Perlman and Company, just like
He should say, Papa, I remember
Perlman. For years, did I ever wear anything but
Perlman? Did you take on board what it would do to me, at an age when you have no idea whether you’re the tiniest bit attractive or quite simply hideous, to have to go choose your clothes in the warehouse in Orly, and not ever once be able (the expense was an outrage) to own a single genuine pair of Levi’s, a single genuine New Man, a single genuine pair of jeans of any kind, frankly, not to mention anoraks, shirts, polyester pajamas, and super-Shetlands that felt like emery boards.
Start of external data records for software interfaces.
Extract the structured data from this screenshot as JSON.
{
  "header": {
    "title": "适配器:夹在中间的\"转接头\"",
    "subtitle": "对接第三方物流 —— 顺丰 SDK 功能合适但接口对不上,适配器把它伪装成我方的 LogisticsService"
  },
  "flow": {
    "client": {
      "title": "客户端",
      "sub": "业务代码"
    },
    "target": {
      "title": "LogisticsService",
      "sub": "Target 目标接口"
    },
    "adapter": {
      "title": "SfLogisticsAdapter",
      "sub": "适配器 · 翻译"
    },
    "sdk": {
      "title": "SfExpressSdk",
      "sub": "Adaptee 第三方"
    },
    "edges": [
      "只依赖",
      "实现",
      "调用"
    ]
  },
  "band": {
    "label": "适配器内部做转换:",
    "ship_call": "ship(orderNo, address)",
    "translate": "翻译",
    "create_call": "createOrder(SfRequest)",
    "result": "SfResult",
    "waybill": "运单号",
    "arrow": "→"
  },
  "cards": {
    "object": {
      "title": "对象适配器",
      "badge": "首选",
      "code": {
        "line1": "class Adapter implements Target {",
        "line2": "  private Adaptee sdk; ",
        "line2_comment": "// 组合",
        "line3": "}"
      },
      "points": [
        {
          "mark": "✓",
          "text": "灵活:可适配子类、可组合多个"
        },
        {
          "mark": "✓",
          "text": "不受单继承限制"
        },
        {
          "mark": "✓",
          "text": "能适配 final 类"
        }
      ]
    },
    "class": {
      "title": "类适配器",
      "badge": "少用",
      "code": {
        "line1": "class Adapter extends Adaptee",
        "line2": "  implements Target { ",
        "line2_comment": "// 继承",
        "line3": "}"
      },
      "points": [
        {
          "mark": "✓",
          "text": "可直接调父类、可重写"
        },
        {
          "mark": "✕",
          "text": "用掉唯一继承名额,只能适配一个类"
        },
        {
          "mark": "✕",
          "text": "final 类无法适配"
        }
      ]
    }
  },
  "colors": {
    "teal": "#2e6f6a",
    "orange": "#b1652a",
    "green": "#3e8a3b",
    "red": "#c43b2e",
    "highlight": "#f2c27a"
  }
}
You admitted, Papa, that
Perlman were absolute shit, you admitted it years later, before that what you said, if you remember, was, “Prisunic and Monoprix rip off my collections, I dress half of France but what’s good enough for half of France isn’t good enough for the little Perlmans.” You admitted later that the little Perlmans were dressed like clowns (
BETTER had their fair share of minor manufacturing errors) and how we laughed the day you admitted with absolute balls, with absolute balls and genuine hilarity, that the occasional BETTERs samples that were halfway okay had been too fancy and too expensive for the central buyers for the chains.
What wouldn’t I give, Genevieve, for him to tell me you’re the king of bad faith, the king of injustice and the king of impatience, I carry them inside me like secret assailants, even though I want to be in my proper place or live like a cork floating on water, you can count on me, I too am a member of the tribe of sons, and when death comes for you it will find me watching over your little empire.
And I would say to him don’t let yourself be upset, my boy, by my deplorable rantings, with the people I love, I like to explore the precipice, I like extreme danger. I make myself odious, I make myself utterly ugly to test your affection. When it comes to ugliness, I can scale Everest. He would laugh, Genevieve, just as you’re laughing right now, I adore the way you laugh, your laughter is my salvation, he too would laugh and I’d say everything’s in order, my boy. Finally it doesn’t matter whether you’re a cork on the water or a man chasing his own grail. Goulandri, my osteopath, came back from Egypt. You came back and at least you shut up. When Goulandri, after three-quarters of an hour of my mythological massage, gets to the high point of his story and announces that, “So Isis finds Osiris’ limbs, all except for the phallus, which has been swallowed by a fish,” I beg for mercy. You at least come back and you shut up. For which I’m grateful. Doesn’t matter if you were out to save your skin or to live in harmony with who knows what. Doesn’t matter if the goal of your wanderings was the genealogy of the gods or your own little sweet self. At least you’re not bored. You have nothing to share, nothing to pass on. I approve. If only you didn’t have that little superior smirk, that little. . . . I’m feeling dizzy, Genevieve, I’m going to keel over, I have to sit down.